    Social security, as you can see isnt really a ponzi, its just a forced community savings account where you lose everything you put in if you die before 62 (or 65 or whatever age you choose to collect)
    HomelyWizzard likes this.
  5. tommintj


    "Social security is not a Ponzi scheme. It is a well-planned and well-administered defined benefit plan. There really is a Social Security trust fund and it is 100% invested in securities issued by the U.S. government."

    Securities issued by the US government represent future taxes. There are no "assets". Social security taxes are used to pay current recepients and spending on other government "projects".
    This meets the defination of a Ponzi scheme.
  6. Securities issued by the US government represent future taxes. There are no "assets". Social security taxes are used to pay current recepients and spending on other government "projects".
    This meets the defination of a Ponzi scheme


  7. The 3T social security "trust fund" has already been spent and replaced by gov't treasuries. When SocS needs trust money to make payments, the gov't will add to the deficit to make it up. Also, all money created by the Fed's "printing press" is debt money. Meaning the gov't or any recipient has to pay at least some interest on it.
  8. I think the hardest part for you @ age 31 and making it to retirement with some income is losing you net worth to divorce, getting sued, medical problems/ disablilty, bk or an unexpected expense.

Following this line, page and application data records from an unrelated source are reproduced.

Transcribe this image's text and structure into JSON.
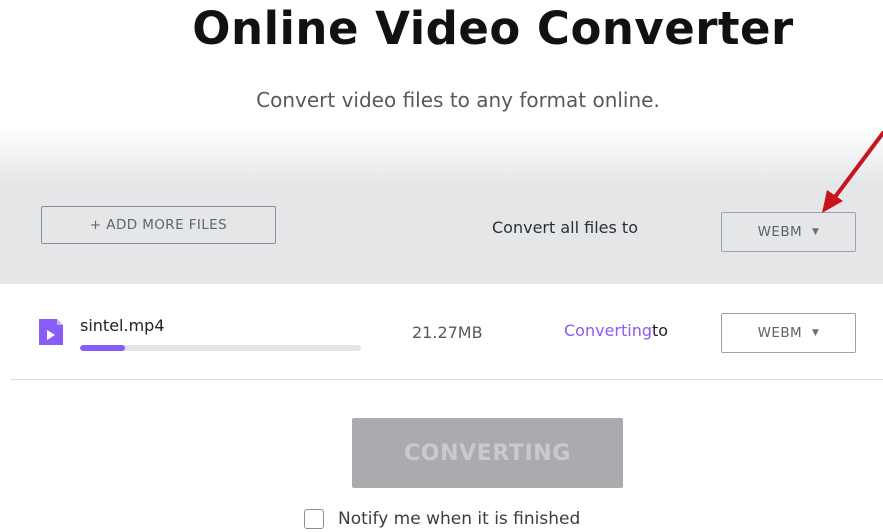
{
  "header": {
    "title": "Online Video Converter",
    "subtitle": "Convert video files to any format online."
  },
  "toolbar": {
    "add_files_label": "+ ADD MORE FILES",
    "convert_all_label": "Convert all files to",
    "format_all": "WEBM"
  },
  "files": [
    {
      "name": "sintel.mp4",
      "size": "21.27MB",
      "status": "Converting",
      "to_label": "to",
      "format": "WEBM",
      "progress_percent": 16
    }
  ],
  "actions": {
    "convert_button_label": "CONVERTING",
    "notify_label": "Notify me when it is finished",
    "notify_checked": false
  },
  "icons": {
    "file": "video-file-icon",
    "dropdown": "caret-down-icon",
    "annotation": "red-arrow-annotation"
  },
  "colors": {
    "accent": "#8a5cf6",
    "annotation": "#c8141e",
    "toolbar_bg": "#e4e6e8",
    "button_disabled": "#a9abae"
  }
}
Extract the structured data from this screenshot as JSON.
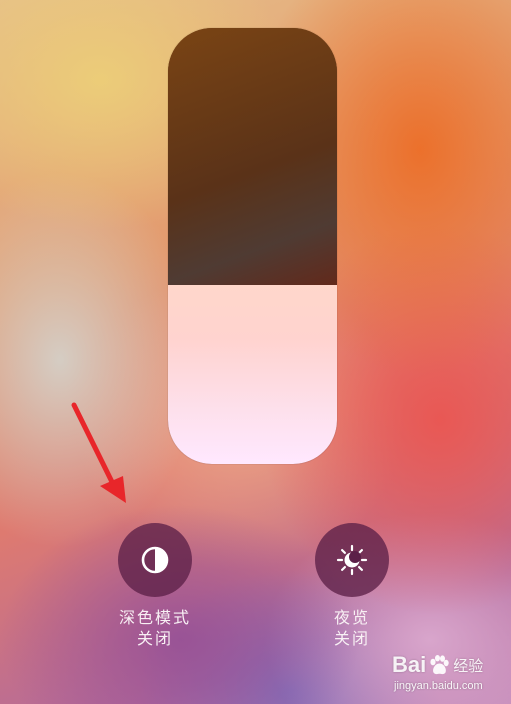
{
  "brightness": {
    "level": 0.41
  },
  "controls": {
    "dark_mode": {
      "label": "深色模式",
      "status": "关闭",
      "icon": "dark-mode-icon"
    },
    "night_shift": {
      "label": "夜览",
      "status": "关闭",
      "icon": "night-shift-icon"
    }
  },
  "annotation": {
    "arrow_color": "#e8262a"
  },
  "watermark": {
    "brand_left": "Bai",
    "brand_right": "经验",
    "url": "jingyan.baidu.com"
  }
}
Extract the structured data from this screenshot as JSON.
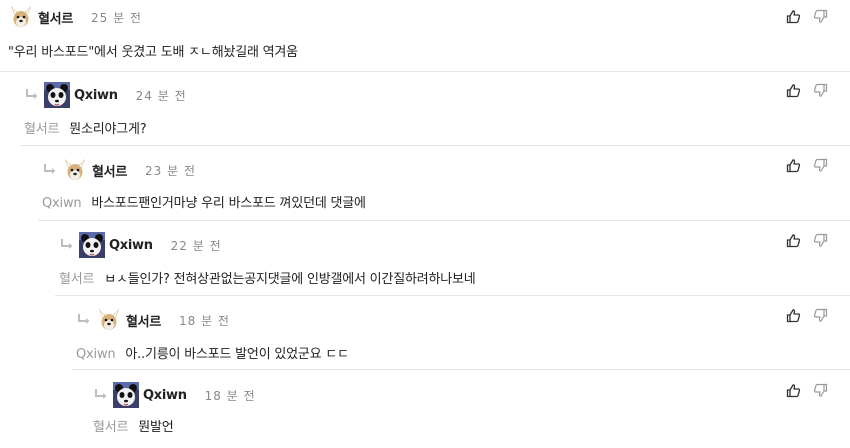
{
  "comments": [
    {
      "nick": "혈서르",
      "time": "25 분 전",
      "mention": "",
      "text": "\"우리 바스포드\"에서 웃겼고 도배 ㅈㄴ해놨길래 역겨움",
      "avatar": "dog"
    },
    {
      "nick": "Qxiwn",
      "time": "24 분 전",
      "mention": "혈서르",
      "text": "뭔소리야그게?",
      "avatar": "panda"
    },
    {
      "nick": "혈서르",
      "time": "23 분 전",
      "mention": "Qxiwn",
      "text": "바스포드팬인거마냥 우리 바스포드 껴있던데 댓글에",
      "avatar": "dog"
    },
    {
      "nick": "Qxiwn",
      "time": "22 분 전",
      "mention": "혈서르",
      "text": "ㅂㅅ들인가? 전혀상관없는공지댓글에 인방갤에서 이간질하려하나보네",
      "avatar": "panda"
    },
    {
      "nick": "혈서르",
      "time": "18 분 전",
      "mention": "Qxiwn",
      "text": "아..기릉이 바스포드 발언이 있었군요 ㄷㄷ",
      "avatar": "dog"
    },
    {
      "nick": "Qxiwn",
      "time": "18 분 전",
      "mention": "혈서르",
      "text": "뭔발언",
      "avatar": "panda"
    }
  ],
  "icons": {
    "reply": "reply-arrow-icon",
    "like": "thumbs-up-icon",
    "dislike": "thumbs-down-icon"
  },
  "colors": {
    "reply_arrow": "#bdbdbd",
    "mention": "#999999",
    "divider": "#e6e6e6"
  }
}
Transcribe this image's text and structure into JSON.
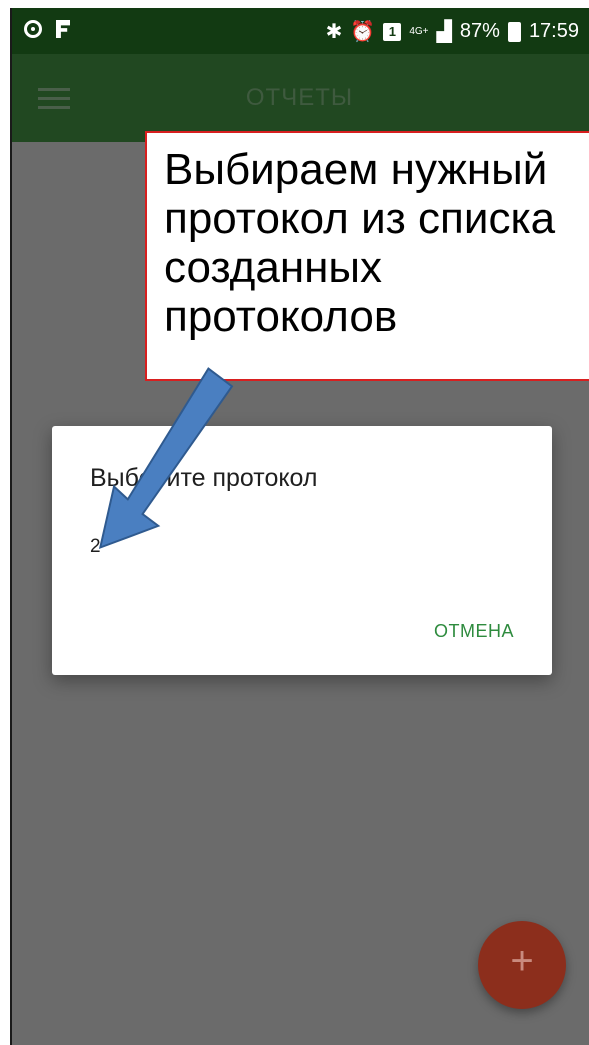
{
  "status_bar": {
    "network": "4G+",
    "battery": "87%",
    "time": "17:59"
  },
  "app_bar": {
    "title": "ОТЧЕТЫ"
  },
  "callout": {
    "text": "Выбираем нужный\nпротокол из списка\nсозданных\nпротоколов"
  },
  "dialog": {
    "title": "Выберите протокол",
    "items": [
      "2"
    ],
    "cancel_label": "ОТМЕНА"
  },
  "fab": {
    "label": "+"
  },
  "colors": {
    "status_bar": "#123a12",
    "app_bar": "#214821",
    "scrim": "#6b6b6b",
    "accent": "#2e8b3e",
    "fab": "#8c2e1c",
    "callout_border": "#d81f1f",
    "arrow": "#4a7fc1"
  },
  "icons": [
    "wifi-call-icon",
    "flag-icon",
    "bluetooth-icon",
    "alarm-icon",
    "notification-box-icon",
    "signal-icon",
    "battery-icon",
    "menu-icon",
    "plus-icon",
    "arrow-annotation-icon"
  ]
}
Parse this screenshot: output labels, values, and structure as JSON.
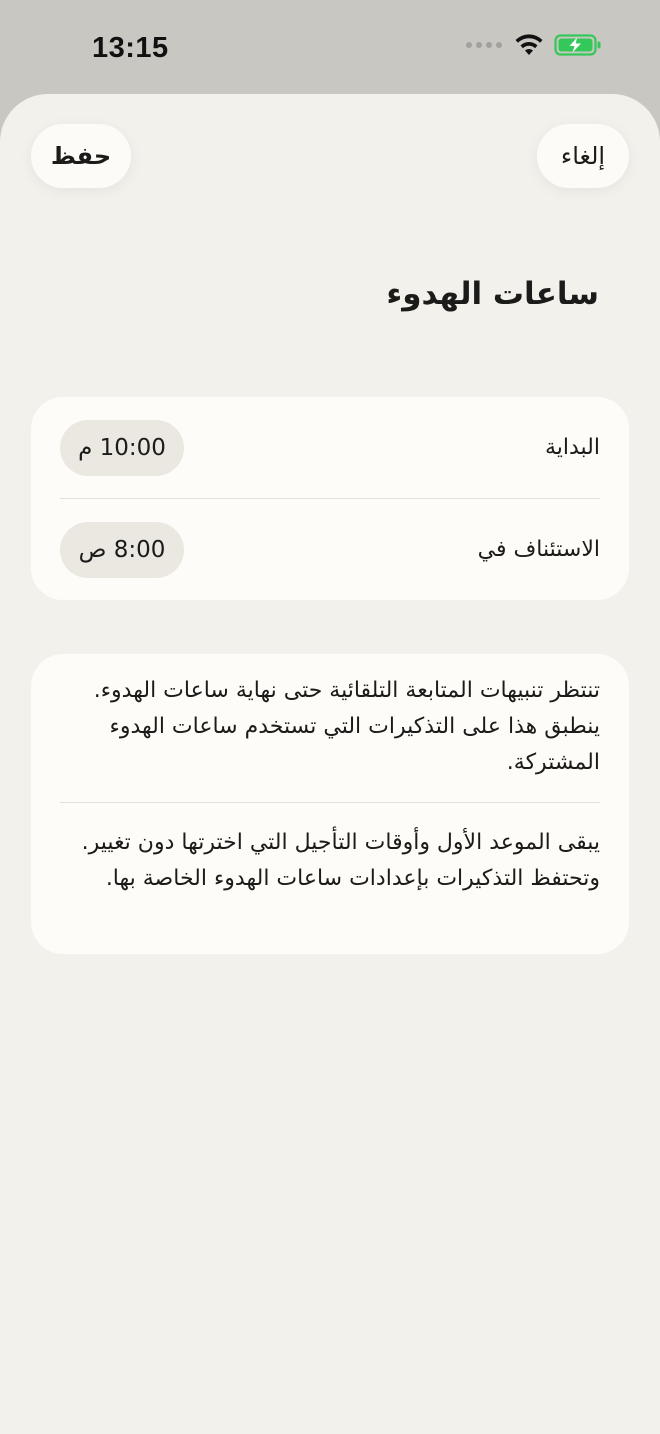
{
  "status_bar": {
    "time": "13:15",
    "icons": [
      "signal-dots-icon",
      "wifi-icon",
      "battery-charging-icon"
    ],
    "battery_color": "#34c759"
  },
  "header": {
    "cancel_label": "إلغاء",
    "save_label": "حفظ"
  },
  "title": "ساعات الهدوء",
  "quiet_hours": {
    "start_label": "البداية",
    "start_time": "10:00 م",
    "resume_label": "الاستئناف في",
    "resume_time": "8:00 ص"
  },
  "info": {
    "paragraph1": "تنتظر تنبيهات المتابعة التلقائية حتى نهاية ساعات الهدوء. ينطبق هذا على التذكيرات التي تستخدم ساعات الهدوء المشتركة.",
    "paragraph2": "يبقى الموعد الأول وأوقات التأجيل التي اخترتها دون تغيير. وتحتفظ التذكيرات بإعدادات ساعات الهدوء الخاصة بها."
  },
  "colors": {
    "sheet_background": "#f3f1ec",
    "card_background": "#fdfcf8",
    "pill_background": "#ebe8e2"
  }
}
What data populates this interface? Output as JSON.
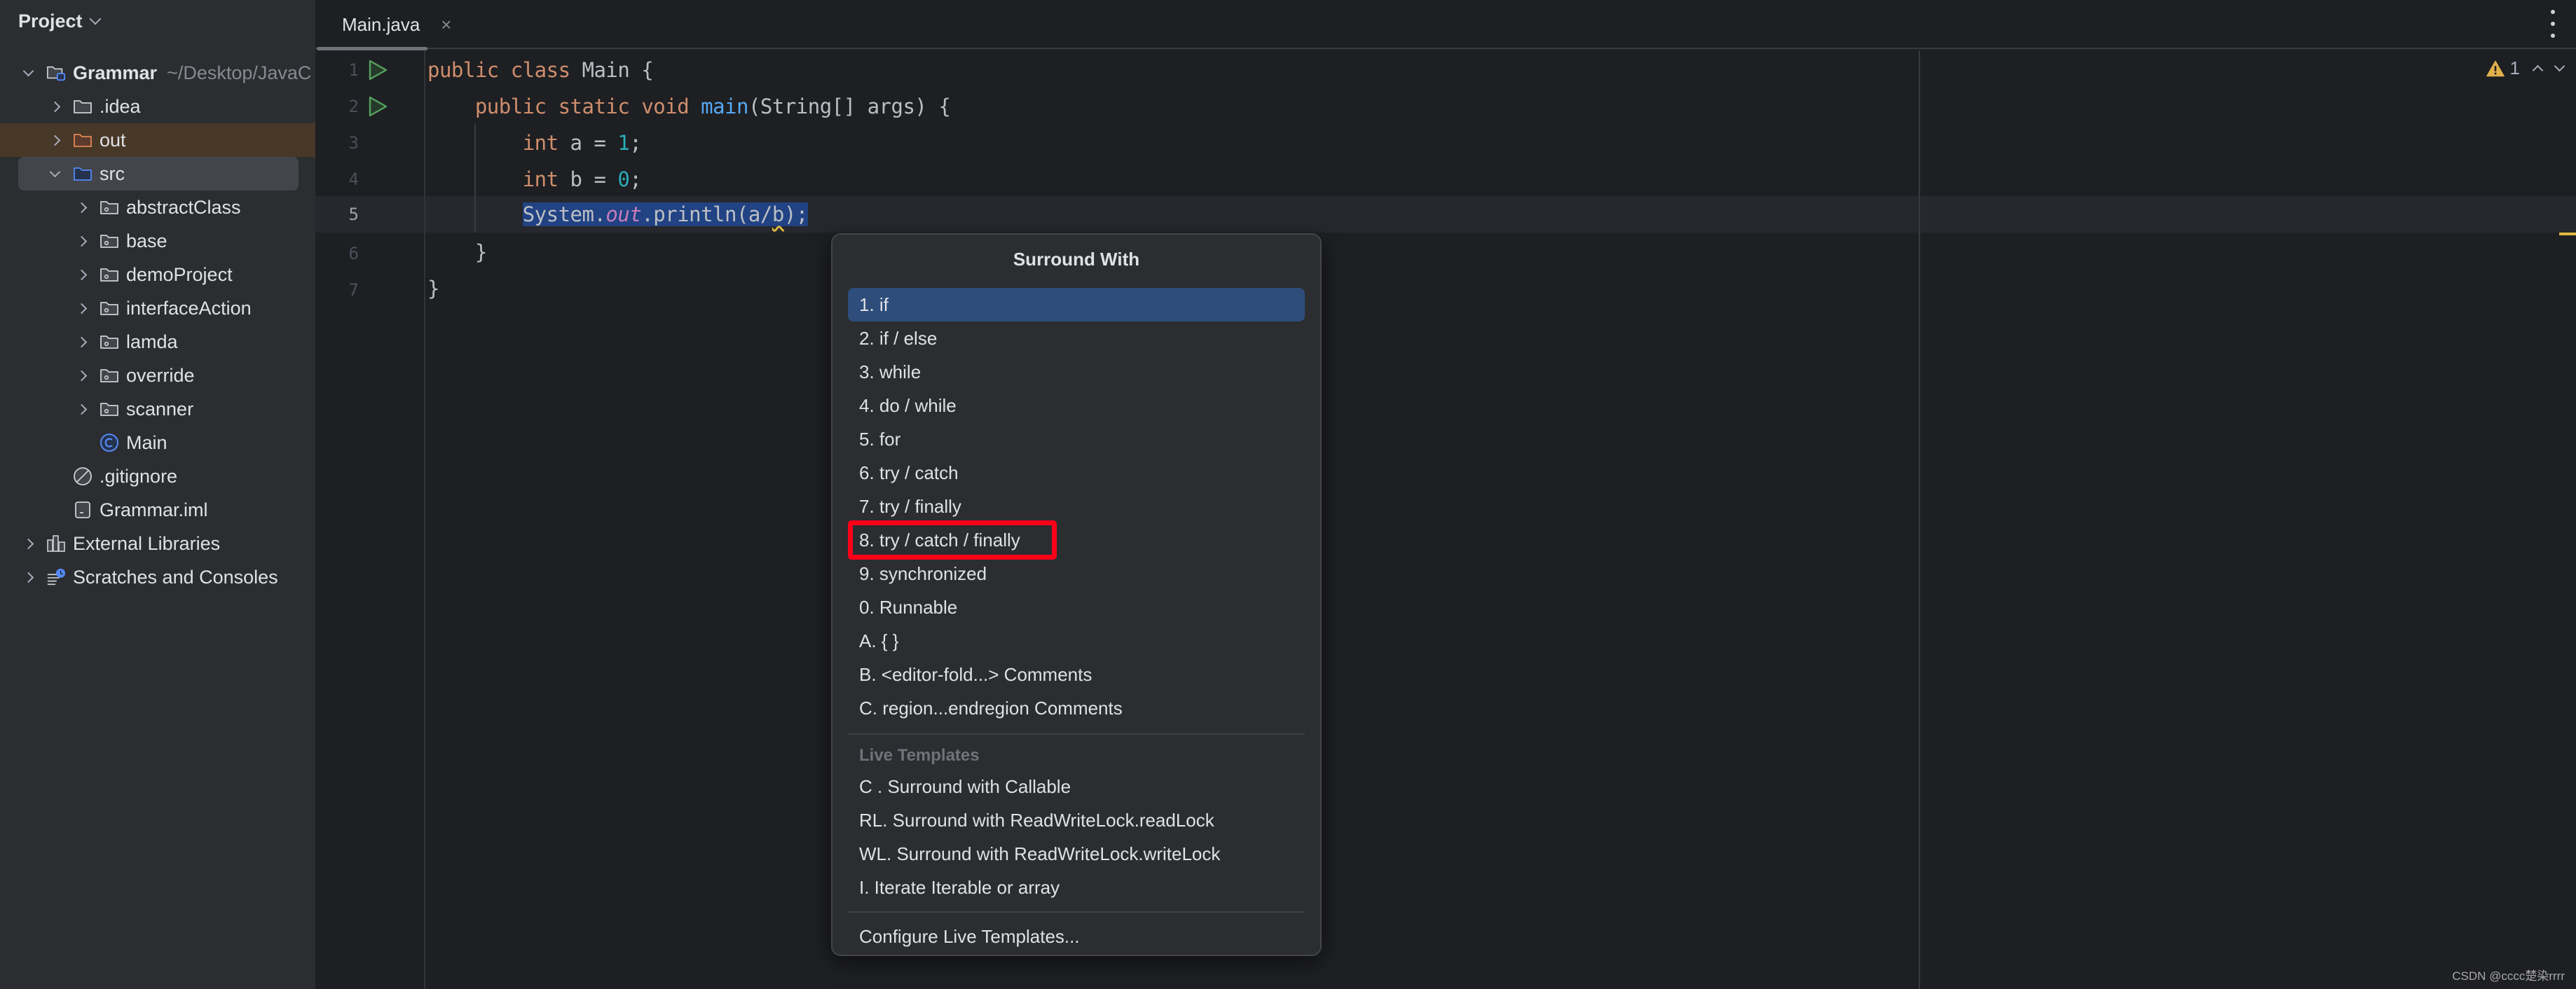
{
  "sidebar": {
    "title": "Project",
    "tree": [
      {
        "level": 0,
        "expanded": true,
        "icon": "module-folder-icon",
        "label": "Grammar",
        "path": "~/Desktop/JavaC",
        "bold": true
      },
      {
        "level": 1,
        "expanded": false,
        "icon": "folder-icon",
        "label": ".idea"
      },
      {
        "level": 1,
        "expanded": false,
        "icon": "excluded-folder-icon",
        "label": "out",
        "state": "excluded"
      },
      {
        "level": 1,
        "expanded": true,
        "icon": "source-folder-icon",
        "label": "src",
        "state": "selected"
      },
      {
        "level": 2,
        "expanded": false,
        "icon": "package-icon",
        "label": "abstractClass"
      },
      {
        "level": 2,
        "expanded": false,
        "icon": "package-icon",
        "label": "base"
      },
      {
        "level": 2,
        "expanded": false,
        "icon": "package-icon",
        "label": "demoProject"
      },
      {
        "level": 2,
        "expanded": false,
        "icon": "package-icon",
        "label": "interfaceAction"
      },
      {
        "level": 2,
        "expanded": false,
        "icon": "package-icon",
        "label": "lamda"
      },
      {
        "level": 2,
        "expanded": false,
        "icon": "package-icon",
        "label": "override"
      },
      {
        "level": 2,
        "expanded": false,
        "icon": "package-icon",
        "label": "scanner"
      },
      {
        "level": 2,
        "expanded": null,
        "icon": "java-class-icon",
        "label": "Main"
      },
      {
        "level": 1,
        "expanded": null,
        "icon": "ignore-file-icon",
        "label": ".gitignore"
      },
      {
        "level": 1,
        "expanded": null,
        "icon": "iml-file-icon",
        "label": "Grammar.iml"
      },
      {
        "level": 0,
        "expanded": false,
        "icon": "library-icon",
        "label": "External Libraries"
      },
      {
        "level": 0,
        "expanded": false,
        "icon": "scratches-icon",
        "label": "Scratches and Consoles"
      }
    ]
  },
  "editor": {
    "tab": {
      "label": "Main.java",
      "icon": "java-class-icon",
      "close": "×"
    },
    "inspection": {
      "icon": "warning-icon",
      "count": "1"
    },
    "current_line": 5,
    "lines": [
      {
        "n": "1",
        "run": true
      },
      {
        "n": "2",
        "run": true
      },
      {
        "n": "3",
        "run": false
      },
      {
        "n": "4",
        "run": false
      },
      {
        "n": "5",
        "run": false
      },
      {
        "n": "6",
        "run": false
      },
      {
        "n": "7",
        "run": false
      }
    ],
    "code": {
      "l1": {
        "kw1": "public",
        "kw2": "class",
        "rest": " Main {"
      },
      "l2": {
        "indent": "    ",
        "kw1": "public",
        "kw2": "static",
        "kw3": "void",
        "fn": "main",
        "rest": "(String[] args) {"
      },
      "l3": {
        "indent": "        ",
        "kw": "int",
        "mid": " a = ",
        "num": "1",
        "end": ";"
      },
      "l4": {
        "indent": "        ",
        "kw": "int",
        "mid": " b = ",
        "num": "0",
        "end": ";"
      },
      "l5": {
        "indent": "        ",
        "a": "System.",
        "field": "out",
        "b": ".println(a/",
        "warn": "b",
        "c": ");"
      },
      "l6": {
        "text": "    }"
      },
      "l7": {
        "text": "}"
      }
    }
  },
  "popup": {
    "title": "Surround With",
    "items": [
      {
        "label": "1. if",
        "active": true
      },
      {
        "label": "2. if / else"
      },
      {
        "label": "3. while"
      },
      {
        "label": "4. do / while"
      },
      {
        "label": "5. for"
      },
      {
        "label": "6. try / catch"
      },
      {
        "label": "7. try / finally"
      },
      {
        "label": "8. try / catch / finally",
        "highlighted": true
      },
      {
        "label": "9. synchronized"
      },
      {
        "label": "0. Runnable"
      },
      {
        "label": "A. { }"
      },
      {
        "label": "B. <editor-fold...> Comments"
      },
      {
        "label": "C. region...endregion Comments"
      }
    ],
    "live_templates_header": "Live Templates",
    "live_templates": [
      {
        "label": "C . Surround with Callable"
      },
      {
        "label": "RL. Surround with ReadWriteLock.readLock"
      },
      {
        "label": "WL. Surround with ReadWriteLock.writeLock"
      },
      {
        "label": "I. Iterate Iterable or array"
      }
    ],
    "configure": "Configure Live Templates...",
    "highlight_color": "#ff0019",
    "active_color": "#2e4d7b"
  },
  "watermark": "CSDN @cccc楚染rrrr"
}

You have to invest so no one can take your stash away from you and you can't take it away from yourself.

    65 seems like a lifetime away so plan to retire at 50. Go see an insurance agent, someone your age, not some geezer ready to retire, you want someone who will be around as long as you.
  9. nutmeg wrote: "Go see an insurance agent, someone your age, not some geezer ready to retire, you want someone who will be around as long as you."
    Some of the best advice I've ever read.
  10. Thanks.
    #10     Aug 24, 2010